Enable child-parent interaction when learning to create a conversation instead of a one-way information input.
Now this is when the parents come in. Dottie helps girls step foot into programming. But how can their support system get involved, learn with them, and cheer them on?
To encourage parents to get involved, I designed a parent-facing version of Dottie called Dottie Family.
Dottie Family has a lot of features that are helpful to parents. We’ll get to the specifics further down in this post. But the most important feature Dottie Family has is the ability to learn how to code with a child.
In some levels of the game, girls will play and learn independently. However in other levels, girls can play a multi-player game with their parent. It starts with a notification telling the child to poke mom (or whoever the family member is) to play the next level.
The next level is then shown. The control is passed to mom, who makes the first move.
After mom makes the first move, the child plays, and it goes back and forth until the level ends.
It’s a simple concept, after all it’s just a multi-player game. But it means much more than that. It gets parents involved and learning with their kids. Chances are when parents and kids are playing, they are playing right next to each other and learning together. Getting parents involved helps them be less afraid of computer science which in turn empowers their daughters to learn it. That’s exciting and powerful.
Give outreach resources and tools to parents and girls who want to know how to expand their knowledge of computer science.
Many parents want to help as much as they can, but don’t know where to start. That’s why Dottie Family has a list of local resources to help girls find a community of support for learning and continued growth.
It’s often hard to find everything in one place and Dottie Family provides that. It would also be interesting to add in local programming events and meet-ups.
Inform parents of their child’s progress and inspire growth
Dottie Family also lets parents see their child’s progress. They can see how much of a particular course their child has completed, where the child ranks on the bell curve, and other courses/supplementary material she can use to grow her learning from her current level.
This is important since it caters to different learning styles. Having supplementary modules and levels to help girls master a concept will help with the continued growth of working on specific concepts that are difficult for some while moving more quickly through concepts that are more easily mastered.
A lot of girls don’t think computer science is right for them
In a 2014 study by Gallup and Google, only 18% of female students grades 7–12 were very likely to learn computer science compared t0 35% of male students. This is due to many reasons:
- Students, parents, and teachers believe that boys are overall more interested in computer science
- Students, parents, and teachers believe boys are more successful in learning computer science.
- Fewer female students believe they will learn computer science in the future.
From the get go, our society believes that girls can’t do it. And this is not okay. Something needs to change here. Girls are born thinking that programming is not for them, or if they try it they won’t be good at it. Let’s get families involved and invested in teaching their daughters how to code. Let’s make this a movement. I want every girl to hold their head up high and not be afraid of stepping foot in a world that many believe is for men.

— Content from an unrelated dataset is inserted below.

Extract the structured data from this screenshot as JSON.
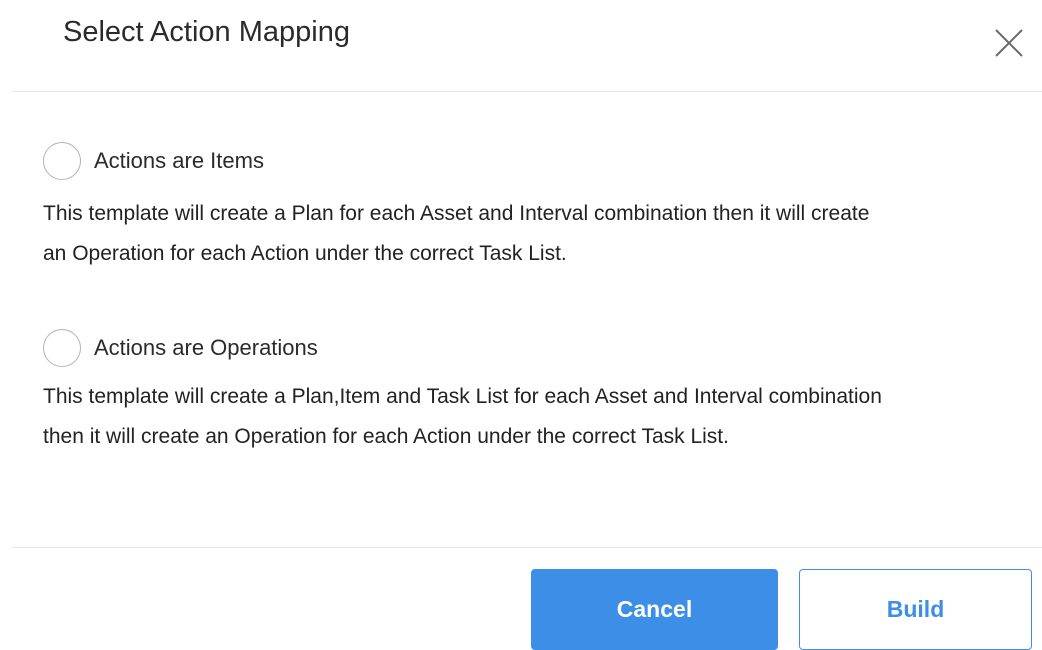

I want them to say “be a woman” during moments of weakness instead of “I can’t do this anymore” or “I’m not as good as he is.”
“The power you have is to be the best version of yourself you can be, so you can create a better world.” ~ Ashley Rickards
Let’s empower girls to be the best versions of themselves and show them that they can make the world a better place. And nobody can get in their way.
“The question isn’t who’s going to let me; it’s who is going to stop me.” ~ Ayn Rand
This is part 3 of a year long series on design that improves the lives of women.Follow 52 Weeks of Design for Women to stay updated.